To do: Scan the entries below. List each line with "líbí".

[Data for processing — start]

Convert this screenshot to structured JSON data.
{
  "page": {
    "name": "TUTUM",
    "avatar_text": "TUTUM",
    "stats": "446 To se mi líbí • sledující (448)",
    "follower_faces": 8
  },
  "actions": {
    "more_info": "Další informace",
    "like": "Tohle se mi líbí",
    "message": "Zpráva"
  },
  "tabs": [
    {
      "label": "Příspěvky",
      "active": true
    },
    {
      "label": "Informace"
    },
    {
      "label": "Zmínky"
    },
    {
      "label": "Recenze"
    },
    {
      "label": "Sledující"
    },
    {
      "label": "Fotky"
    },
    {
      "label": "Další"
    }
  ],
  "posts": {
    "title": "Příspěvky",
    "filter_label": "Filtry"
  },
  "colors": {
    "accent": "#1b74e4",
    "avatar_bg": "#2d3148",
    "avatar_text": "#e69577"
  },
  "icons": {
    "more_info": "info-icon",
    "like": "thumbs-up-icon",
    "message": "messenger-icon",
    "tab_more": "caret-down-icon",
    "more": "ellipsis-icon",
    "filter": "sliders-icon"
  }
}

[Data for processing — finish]

Solution to the problem:
    "stats": "446 To se mi líbí • sledující (448)",
    "like": "Tohle se mi líbí",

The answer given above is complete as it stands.